Even if we leave aside our competing contentions on total depravity, Evans still misses something important. The response Jesus gave to tragedy is eerily similar to Piper’s. Piper tells folks that the overriding reason for calamity is a call to repent. Evans responds:
Piper’s god is like an abusive father, filled with unpredictable rage. His family must walk on eggshells, afraid of suddenly enraging him. Should he be provoked, this god will lash out with deadly, earthquakes, tsunamis, violence and war. When his family cries out in anguish, he reminds them that they deserve no better. They are despicable, rotten to the core, so even in their pain they are doing “better than they deserve.” The fact that any have been spared merely proves his “love.”
This theology is, in a word, abusive, for it blames the victim for whatever calamity, abuse, or tragedy she suffers and says it is deserved. According to this theology, the children who died in Oklahoma this week got what they “deserved.” The victims of the Boston bombing got what they “deserved.” The people caught in the Twin Towers on 9-11 got what the “deserved.” The victims of the Holocaust got what they “deserved.”
There is some sense which she’s right to criticize Piper’s reply. But there’s a bigger picture that Evans is missing. Jesus’ reply is close to Piper, albeit a tad more sympathetic:
There were some present at that very time who told him about the Galileans whose blood Pilate had mingled with their sacrifices. And he answered them, “Do you think that these Galileans were worse sinners than all the other Galileans, because they suffered in this way? No, I tell you; but unless you repent, you will all likewise perish. Or those eighteen on whom the tower in Siloam fell and killed them: do you think that they were worse offenders than all the others who lived in Jerusalem? No, I tell you; but unless you repent, you will all likewise perish.” (Lk 13: 1-5)

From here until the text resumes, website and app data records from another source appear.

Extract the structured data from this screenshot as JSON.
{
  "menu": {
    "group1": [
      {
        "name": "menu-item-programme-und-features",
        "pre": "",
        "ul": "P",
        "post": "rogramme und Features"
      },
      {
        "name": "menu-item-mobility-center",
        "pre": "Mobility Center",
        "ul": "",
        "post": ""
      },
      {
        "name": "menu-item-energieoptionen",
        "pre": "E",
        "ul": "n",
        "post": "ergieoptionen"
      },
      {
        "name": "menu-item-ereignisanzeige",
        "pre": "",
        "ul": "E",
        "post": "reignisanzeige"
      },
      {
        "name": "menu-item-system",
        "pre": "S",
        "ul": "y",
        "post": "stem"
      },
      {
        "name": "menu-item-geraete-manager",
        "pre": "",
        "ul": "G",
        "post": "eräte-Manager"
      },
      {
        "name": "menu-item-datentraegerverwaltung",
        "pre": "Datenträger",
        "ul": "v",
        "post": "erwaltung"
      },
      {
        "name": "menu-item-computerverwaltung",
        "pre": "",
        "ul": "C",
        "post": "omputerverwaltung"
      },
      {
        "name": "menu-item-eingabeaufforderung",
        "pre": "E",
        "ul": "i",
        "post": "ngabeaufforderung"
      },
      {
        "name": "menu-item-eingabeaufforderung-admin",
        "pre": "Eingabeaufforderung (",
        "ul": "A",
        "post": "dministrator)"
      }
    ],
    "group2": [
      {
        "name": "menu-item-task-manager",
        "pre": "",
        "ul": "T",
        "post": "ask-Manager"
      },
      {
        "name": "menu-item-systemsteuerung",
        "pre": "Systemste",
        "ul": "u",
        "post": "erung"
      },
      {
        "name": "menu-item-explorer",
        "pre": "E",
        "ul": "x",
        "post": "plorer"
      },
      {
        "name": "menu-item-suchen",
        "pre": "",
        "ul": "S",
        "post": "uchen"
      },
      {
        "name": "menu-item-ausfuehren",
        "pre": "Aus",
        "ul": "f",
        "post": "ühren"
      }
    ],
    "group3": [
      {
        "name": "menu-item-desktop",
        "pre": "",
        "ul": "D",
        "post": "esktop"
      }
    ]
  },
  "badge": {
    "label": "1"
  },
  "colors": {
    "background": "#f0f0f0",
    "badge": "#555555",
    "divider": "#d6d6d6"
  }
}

My conclusion: both Piper and Evans miss the point, but for different reasons. Piper should choose his words more carefully, and be more sympathetic with people who have lost loved ones in this tragedy, and Evans needs to go back to Theology 101 because tragedy is a call to repentance.
As for the remainder of Evans’s piece, it is an unrelated rant on Sovereign Grace Ministries. The rant is designed to show how Calvinistic theology is abusive because it can be used to facilitate a cover-up of sexual abuse. Well, that would be a serious misuse of Calvinism, and the misuse of something shouldn’t color our opinion of the thing itself.

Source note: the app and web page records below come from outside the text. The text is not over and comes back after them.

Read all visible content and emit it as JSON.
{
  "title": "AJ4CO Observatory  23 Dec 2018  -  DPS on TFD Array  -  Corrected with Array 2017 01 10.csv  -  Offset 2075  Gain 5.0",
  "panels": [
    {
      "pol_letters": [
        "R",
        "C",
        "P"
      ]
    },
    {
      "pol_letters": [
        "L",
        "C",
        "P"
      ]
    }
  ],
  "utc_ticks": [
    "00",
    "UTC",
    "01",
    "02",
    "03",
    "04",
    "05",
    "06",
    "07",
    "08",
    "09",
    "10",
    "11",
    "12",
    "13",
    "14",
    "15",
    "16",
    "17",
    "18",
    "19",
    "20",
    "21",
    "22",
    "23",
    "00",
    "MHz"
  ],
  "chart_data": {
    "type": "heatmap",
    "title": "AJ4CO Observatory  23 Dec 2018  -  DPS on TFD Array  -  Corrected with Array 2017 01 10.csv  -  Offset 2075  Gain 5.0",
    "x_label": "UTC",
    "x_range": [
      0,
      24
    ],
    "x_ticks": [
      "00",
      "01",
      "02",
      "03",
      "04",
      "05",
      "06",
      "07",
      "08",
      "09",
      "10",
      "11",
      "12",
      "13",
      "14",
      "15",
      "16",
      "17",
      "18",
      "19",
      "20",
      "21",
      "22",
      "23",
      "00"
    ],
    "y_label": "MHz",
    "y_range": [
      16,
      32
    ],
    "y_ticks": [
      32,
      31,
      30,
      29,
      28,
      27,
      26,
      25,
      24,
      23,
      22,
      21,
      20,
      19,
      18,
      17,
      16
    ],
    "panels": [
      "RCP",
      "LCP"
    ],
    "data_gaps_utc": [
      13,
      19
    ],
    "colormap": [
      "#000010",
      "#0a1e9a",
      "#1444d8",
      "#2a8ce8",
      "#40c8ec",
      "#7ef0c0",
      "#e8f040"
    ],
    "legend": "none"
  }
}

I could misuse Evans’s position on egalitarianism to say that she is for reshaping our society into a matriarchy. But that isn’t really her position, and I don’t think she argues for or favors such a thing. I think she just wants women to have the same recognition and opportunities as men, and that’s a laudable goal (I’m a complementarian, by the way).
That means her entire rant on SGM is nothing but a strawman. It serves no purpose here. Hence my contention that Evans is a whiner and a drama queen.
A mixed bag of inconsistency, as I’ve come to expect from the Emergent Church Movement. I’ve read two of Rob Bell’s books, and I saw the same sorts of wishy-washy inconsistency in both. And the drama queen aspect, too, interestingly.
Posted on May 29, 2013, in Sin, Theology and tagged Calvinism, divine grace, doctrine of total depravity, Emergent Church, Ethics, John Piper, logic, moore oklahoma, Rachel Held Evans, Reformed, Religion and Spirituality, Theodicy. Bookmark the permalink. 71 Comments.